The reports further indicated that Mr. Lee was taken away by individuals of unknown identities after working in a godown facility in Chai Wan. Employees of the bookstore indicated that on the evening of Mr. Lee’s disappearance, they received two calls from Mr. Lee indicating that he was “safe”, and in both cases the caller identification was a Mainland China number. Therefore, there is reason to believe that Mr. Lee was no longer in Hong Kong, and was in Mainland China. Subsequently, the North Point Police Station confirmed that a report was made by a Ms. Choi that she had lost contact with her husband Mr. Lee. The report was characterised as a “missing report” case, and was assigned to the Hong Kong Island Regional Missing Persons Unit for investigation. Thereafter, when police officers went to Mr. Lee’s residence to investigate, they discovered that Mr. Lee’s Home Return Permit was still at his residence in Hong Kong, and moreover there was no immigration record of Mr. Lee leaving Hong Kong.
If the above were true, it would undoubtedly be yet again another violation of the Basic Law.
Firstly, Article 27 of the Basic Law makes it clear that Hong Kong residents’ freedom of the press is guaranteed. Arresting owners and employees of Causeway Bay Books for the books it publishes is undoubtedly a violation of their rights under the Basic Law.
Further, Article 14 of the Basic Law provides that “[t]he Government of the Hong Kong Special Administrative Region shall be responsible for the maintenance of public order in the Region”;
Article 18 of the Basic Law provides that “[n]ational laws shall not be applied in the Hong Kong Special Administrative Region except for those listed in Annex III to this Law. The laws listed therein shall be applied locally by way of promulgation or legislation by the Region”; and
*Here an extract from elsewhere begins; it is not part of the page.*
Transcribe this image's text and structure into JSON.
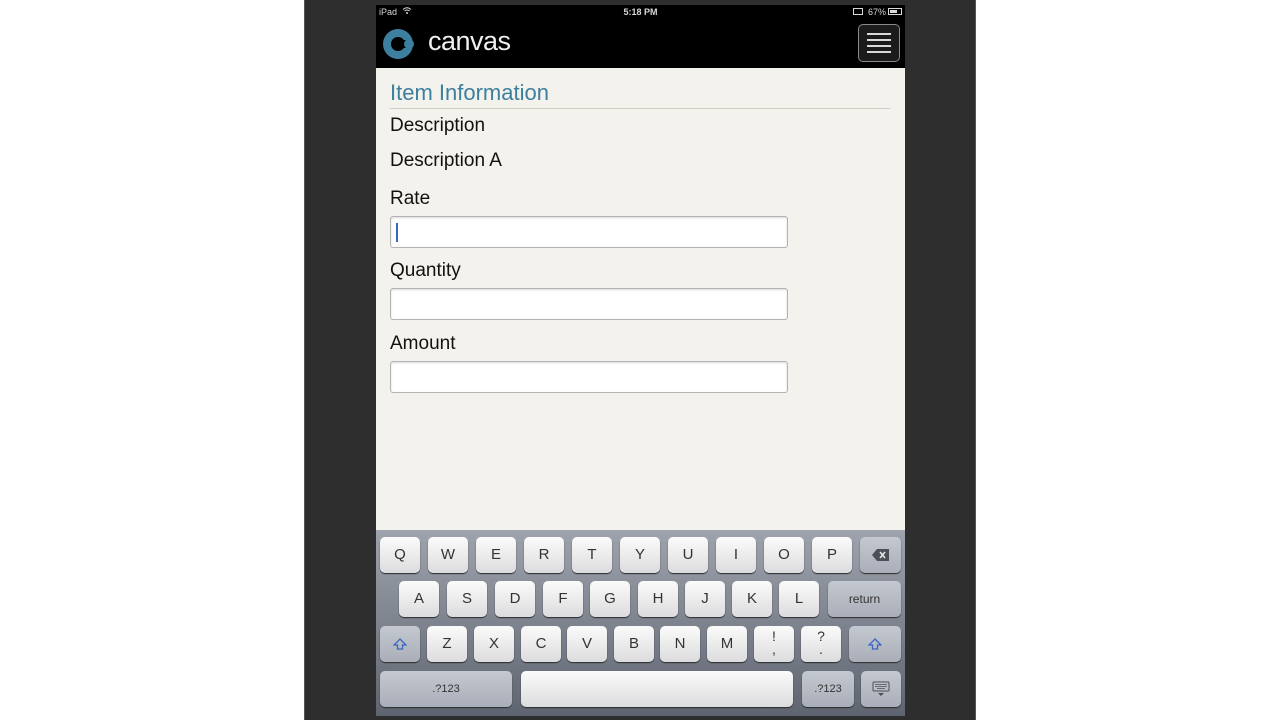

Article 22 of the Basic Law provides that “[n]o department of the Central People’s Government and no province, autonomous region, or municipality directly under the Central Government may interfere in the affairs which the Hong Kong Special Administrative Region administers on its own in accordance with this Law”.
The HKSAR Government has the power to enforce Hong Kong laws within Hong Kong. PRC laws (save for national laws contained in Annex III of the Basic Law) shall not be applied in Hong Kong and China’s enforcement agencies shall not enforce PRC laws within the territory of Hong Kong. The Lee Bo incident sparked concerns that China did not strictly comply with the Basic Law. The HKSAR Government must investigate into this matter so as to prevent any further erosion to the rule of law in Hong Kong.
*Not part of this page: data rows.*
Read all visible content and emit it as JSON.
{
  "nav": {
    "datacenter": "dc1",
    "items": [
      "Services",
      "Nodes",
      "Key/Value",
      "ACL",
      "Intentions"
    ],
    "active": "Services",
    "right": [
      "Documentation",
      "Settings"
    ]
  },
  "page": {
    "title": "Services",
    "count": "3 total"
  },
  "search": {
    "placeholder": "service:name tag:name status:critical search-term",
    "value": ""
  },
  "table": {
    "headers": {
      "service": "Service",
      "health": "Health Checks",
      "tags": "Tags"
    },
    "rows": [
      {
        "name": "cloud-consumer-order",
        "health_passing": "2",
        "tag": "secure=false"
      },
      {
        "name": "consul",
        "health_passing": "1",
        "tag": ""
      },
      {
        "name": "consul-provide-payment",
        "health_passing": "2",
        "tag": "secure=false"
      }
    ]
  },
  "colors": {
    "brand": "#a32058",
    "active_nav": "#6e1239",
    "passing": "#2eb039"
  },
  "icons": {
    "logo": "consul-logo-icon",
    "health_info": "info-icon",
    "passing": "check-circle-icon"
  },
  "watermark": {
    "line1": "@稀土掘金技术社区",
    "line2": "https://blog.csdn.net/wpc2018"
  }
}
In addition, we are concerned that this incident might have breached the International Covenant on Civil and Political Rights, a convention adopted by both China and Hong Kong. In particular, Article 9 of the Covenant states the following:
“1. Everyone has the right to liberty and security of person. No one shall be subjected to arbitrary arrest or detention. No one shall be deprived of his liberty except on such grounds and in accordance with such procedure as are established by law.
2. Anyone who is arrested shall be informed, at the time of arrest, of the reasons for his arrest and shall be promptly informed of any charges against him.
3. Anyone arrested or detained on a criminal charge shall be brought promptly before a judge or other officer authorized by law to exercise judicial power and shall be entitled to trial within a reasonable time or to release. It shall not be the general rule that persons awaiting trial shall be detained in custody, but release may be subject to guarantees to appear for trial, at any other stage of the judicial proceedings, and, should occasion arise, for execution of the judgement.
4. Anyone who is deprived of his liberty by arrest or detention shall be entitled to take proceedings before a court, in order that that court may decide without delay on the lawfulness of his detention and order his release if the detention is not lawful.”
The Progressive Lawyers Group urges the HKSAR Government, the Hong Kong Police Force and the Immigration Department to immediately investigate this matter so as to safeguard Hong Kong’s “one country two systems” and to protect the rights and safety of Mr. Lee Bo and four associates of Causeway Bay Books who went missing.
Progressive Lawyers Group
6 January 2016
Originally published in Stand News on 9 January 2016